“They wanted all I could possibly write about The Shadow. Then for fifteen years, using the pen name Maxwell Grant, I sat before the typewriter doing a million words a year, mostly on The Shadow and Cranston, the chief character. It got so I could smash out these stories with the regularity and rhythm of setting up exercises.” — Walter Gibson, Writer Returns After 30 Years, in Utica Observer Dispatch, October 4, 1947
THE FIRST Shadow story, The Shadow of Wall Street, appeared in the February 1929 issue of Fame and Fortune, written by former dime novelist George C. Jenks, writing as Frank S. Lawton. Fame and Fortune was a casualty of the stock market crash. The Shadow of radio began as a voice used to promote Street & Smith’s new Detective Story Weekly. The Shadow’s sepulchral chuckle caught on with listeners and his background and his identity of Lamont Cranston were devised by Ruthrauff & Ryan, a Chrysler building ad agency.
THE QUARTERLY (soon monthly) pulp series began with The Living Shadow in April-June 1931 and lasted until summer 1949. Walter Gibson (b.1897), a former reporter on a Philadelphia daily, writing as Maxwell Grant, churned out 287 novel-length stories in the first fifteen years.
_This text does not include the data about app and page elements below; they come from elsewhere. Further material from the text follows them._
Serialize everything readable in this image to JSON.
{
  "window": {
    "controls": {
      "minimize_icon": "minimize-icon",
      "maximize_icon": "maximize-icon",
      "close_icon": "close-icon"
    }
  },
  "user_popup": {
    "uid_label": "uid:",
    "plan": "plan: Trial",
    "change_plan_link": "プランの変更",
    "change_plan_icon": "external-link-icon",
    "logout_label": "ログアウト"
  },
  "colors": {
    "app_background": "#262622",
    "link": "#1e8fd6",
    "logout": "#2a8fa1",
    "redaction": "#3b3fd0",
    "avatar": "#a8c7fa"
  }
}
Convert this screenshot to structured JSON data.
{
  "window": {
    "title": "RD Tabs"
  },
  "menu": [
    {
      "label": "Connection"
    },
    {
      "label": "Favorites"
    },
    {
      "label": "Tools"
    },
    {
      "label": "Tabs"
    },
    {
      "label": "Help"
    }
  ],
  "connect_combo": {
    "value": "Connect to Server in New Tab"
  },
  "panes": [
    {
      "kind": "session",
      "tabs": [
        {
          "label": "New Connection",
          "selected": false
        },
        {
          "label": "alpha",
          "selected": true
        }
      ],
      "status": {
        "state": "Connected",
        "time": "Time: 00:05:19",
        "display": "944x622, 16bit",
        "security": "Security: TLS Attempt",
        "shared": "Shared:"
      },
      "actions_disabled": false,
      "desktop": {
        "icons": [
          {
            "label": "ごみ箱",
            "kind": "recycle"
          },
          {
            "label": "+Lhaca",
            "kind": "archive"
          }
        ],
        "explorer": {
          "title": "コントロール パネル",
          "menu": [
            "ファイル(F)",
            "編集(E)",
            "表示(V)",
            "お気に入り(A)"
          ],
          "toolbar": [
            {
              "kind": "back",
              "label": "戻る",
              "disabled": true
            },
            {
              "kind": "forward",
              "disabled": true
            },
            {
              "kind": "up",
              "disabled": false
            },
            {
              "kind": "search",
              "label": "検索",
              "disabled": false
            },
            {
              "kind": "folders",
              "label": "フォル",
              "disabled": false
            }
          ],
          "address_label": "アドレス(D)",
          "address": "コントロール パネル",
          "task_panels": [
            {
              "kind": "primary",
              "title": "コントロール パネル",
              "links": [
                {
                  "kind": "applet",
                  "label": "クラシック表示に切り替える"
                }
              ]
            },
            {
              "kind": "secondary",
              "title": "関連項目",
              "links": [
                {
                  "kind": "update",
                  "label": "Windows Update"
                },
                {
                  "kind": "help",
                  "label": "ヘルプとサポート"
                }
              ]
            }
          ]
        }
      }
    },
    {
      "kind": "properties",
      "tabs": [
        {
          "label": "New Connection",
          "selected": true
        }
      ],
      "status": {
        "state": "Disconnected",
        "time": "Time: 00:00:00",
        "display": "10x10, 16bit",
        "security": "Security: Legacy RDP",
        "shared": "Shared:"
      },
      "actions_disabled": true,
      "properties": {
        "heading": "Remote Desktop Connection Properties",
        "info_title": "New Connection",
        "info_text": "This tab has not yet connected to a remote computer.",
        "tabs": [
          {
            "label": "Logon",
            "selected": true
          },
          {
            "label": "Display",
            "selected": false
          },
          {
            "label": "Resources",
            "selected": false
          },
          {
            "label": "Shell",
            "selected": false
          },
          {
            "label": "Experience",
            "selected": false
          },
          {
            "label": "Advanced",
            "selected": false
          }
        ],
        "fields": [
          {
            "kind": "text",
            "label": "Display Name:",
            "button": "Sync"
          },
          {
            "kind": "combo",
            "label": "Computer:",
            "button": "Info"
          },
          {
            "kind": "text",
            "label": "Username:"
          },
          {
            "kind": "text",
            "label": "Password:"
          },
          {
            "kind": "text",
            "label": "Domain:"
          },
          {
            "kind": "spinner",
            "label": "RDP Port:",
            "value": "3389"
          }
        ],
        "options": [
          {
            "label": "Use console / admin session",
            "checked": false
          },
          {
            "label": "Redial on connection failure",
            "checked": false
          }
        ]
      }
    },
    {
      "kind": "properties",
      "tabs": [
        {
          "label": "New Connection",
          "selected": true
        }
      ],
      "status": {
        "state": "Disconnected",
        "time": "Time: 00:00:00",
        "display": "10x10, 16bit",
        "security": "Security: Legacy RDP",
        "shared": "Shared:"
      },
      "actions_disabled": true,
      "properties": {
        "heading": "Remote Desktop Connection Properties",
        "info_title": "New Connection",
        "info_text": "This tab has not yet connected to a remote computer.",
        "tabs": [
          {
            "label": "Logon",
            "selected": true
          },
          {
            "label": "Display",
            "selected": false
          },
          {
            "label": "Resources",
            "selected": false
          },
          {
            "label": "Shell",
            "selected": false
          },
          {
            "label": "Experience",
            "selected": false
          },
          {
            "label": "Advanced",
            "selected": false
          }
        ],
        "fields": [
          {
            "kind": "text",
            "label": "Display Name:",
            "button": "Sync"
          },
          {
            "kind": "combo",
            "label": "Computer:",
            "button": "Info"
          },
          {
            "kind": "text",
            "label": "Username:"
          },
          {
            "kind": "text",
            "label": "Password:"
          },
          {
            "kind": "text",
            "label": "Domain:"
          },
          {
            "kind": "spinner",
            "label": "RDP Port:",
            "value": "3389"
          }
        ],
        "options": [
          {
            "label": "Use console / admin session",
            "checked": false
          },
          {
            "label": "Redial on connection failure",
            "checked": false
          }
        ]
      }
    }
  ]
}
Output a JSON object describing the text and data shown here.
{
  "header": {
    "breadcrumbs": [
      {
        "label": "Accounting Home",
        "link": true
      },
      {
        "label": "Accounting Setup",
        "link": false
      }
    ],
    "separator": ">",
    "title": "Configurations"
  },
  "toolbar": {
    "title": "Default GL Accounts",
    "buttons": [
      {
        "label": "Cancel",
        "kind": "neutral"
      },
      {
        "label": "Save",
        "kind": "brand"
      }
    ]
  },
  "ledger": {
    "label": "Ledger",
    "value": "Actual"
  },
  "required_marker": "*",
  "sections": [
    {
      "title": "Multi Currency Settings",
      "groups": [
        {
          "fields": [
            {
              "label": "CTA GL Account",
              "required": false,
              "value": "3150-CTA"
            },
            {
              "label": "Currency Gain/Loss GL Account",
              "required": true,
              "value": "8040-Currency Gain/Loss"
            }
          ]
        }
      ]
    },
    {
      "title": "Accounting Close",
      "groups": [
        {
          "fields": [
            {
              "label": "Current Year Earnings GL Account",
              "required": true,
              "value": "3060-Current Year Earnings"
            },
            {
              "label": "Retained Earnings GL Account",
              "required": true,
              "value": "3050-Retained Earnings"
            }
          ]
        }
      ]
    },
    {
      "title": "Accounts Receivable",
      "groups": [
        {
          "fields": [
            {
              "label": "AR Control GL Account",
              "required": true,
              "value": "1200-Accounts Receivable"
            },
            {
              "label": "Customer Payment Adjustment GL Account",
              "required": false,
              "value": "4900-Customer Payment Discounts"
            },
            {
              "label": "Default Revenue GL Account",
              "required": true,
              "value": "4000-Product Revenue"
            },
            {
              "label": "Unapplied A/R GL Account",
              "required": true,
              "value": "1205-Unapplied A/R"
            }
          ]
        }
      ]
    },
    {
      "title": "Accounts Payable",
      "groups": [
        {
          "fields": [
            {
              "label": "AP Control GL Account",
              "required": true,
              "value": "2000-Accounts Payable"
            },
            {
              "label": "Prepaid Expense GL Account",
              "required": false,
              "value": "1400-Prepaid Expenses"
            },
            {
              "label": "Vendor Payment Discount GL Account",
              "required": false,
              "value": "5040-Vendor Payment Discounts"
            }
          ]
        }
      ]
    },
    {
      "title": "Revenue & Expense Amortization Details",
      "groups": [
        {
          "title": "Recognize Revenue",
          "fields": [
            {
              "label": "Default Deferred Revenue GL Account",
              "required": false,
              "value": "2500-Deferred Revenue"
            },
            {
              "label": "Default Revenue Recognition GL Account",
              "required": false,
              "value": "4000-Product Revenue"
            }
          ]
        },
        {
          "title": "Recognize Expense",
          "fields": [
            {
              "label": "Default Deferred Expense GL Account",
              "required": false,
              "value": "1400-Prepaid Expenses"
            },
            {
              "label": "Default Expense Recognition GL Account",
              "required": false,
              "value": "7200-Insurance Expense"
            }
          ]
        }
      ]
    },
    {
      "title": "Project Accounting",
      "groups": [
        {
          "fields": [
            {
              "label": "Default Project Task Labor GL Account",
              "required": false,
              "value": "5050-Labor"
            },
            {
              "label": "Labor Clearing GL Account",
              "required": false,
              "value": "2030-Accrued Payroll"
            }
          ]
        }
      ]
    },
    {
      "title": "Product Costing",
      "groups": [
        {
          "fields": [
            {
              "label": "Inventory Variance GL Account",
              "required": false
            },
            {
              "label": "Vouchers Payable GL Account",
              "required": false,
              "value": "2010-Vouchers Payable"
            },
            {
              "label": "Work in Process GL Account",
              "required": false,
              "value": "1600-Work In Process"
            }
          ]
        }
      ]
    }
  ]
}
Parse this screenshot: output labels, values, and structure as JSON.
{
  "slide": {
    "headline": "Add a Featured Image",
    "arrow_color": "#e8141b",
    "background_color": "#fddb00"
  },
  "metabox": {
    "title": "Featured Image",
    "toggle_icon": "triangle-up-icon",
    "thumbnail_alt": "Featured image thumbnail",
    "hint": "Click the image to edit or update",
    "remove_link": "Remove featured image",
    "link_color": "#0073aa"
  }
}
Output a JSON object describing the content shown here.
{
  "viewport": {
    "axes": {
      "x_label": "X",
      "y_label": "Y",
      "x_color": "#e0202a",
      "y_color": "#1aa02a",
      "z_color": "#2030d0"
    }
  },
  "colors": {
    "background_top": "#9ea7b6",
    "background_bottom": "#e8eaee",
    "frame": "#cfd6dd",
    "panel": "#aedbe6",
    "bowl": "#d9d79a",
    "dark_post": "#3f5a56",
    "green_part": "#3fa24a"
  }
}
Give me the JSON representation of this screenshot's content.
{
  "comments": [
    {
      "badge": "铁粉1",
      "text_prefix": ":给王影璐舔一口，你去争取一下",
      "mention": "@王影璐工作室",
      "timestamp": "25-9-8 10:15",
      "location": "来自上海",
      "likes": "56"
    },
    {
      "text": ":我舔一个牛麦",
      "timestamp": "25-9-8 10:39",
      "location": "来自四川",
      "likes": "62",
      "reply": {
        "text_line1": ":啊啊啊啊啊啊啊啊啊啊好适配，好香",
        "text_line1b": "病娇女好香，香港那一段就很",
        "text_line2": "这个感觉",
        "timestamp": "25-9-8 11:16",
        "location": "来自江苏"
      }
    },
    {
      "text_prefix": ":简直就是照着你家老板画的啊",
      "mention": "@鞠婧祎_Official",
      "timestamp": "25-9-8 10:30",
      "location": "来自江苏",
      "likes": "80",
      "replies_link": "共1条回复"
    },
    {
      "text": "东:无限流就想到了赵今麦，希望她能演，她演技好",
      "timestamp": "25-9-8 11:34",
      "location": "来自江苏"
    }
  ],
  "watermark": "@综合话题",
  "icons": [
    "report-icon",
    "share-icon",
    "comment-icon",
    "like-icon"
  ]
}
Maxwell Grant’s books were reprinted in the 1960s – in paperbacks from Belmont and Bantam – books which introduced The Shadow to a new generation of fans.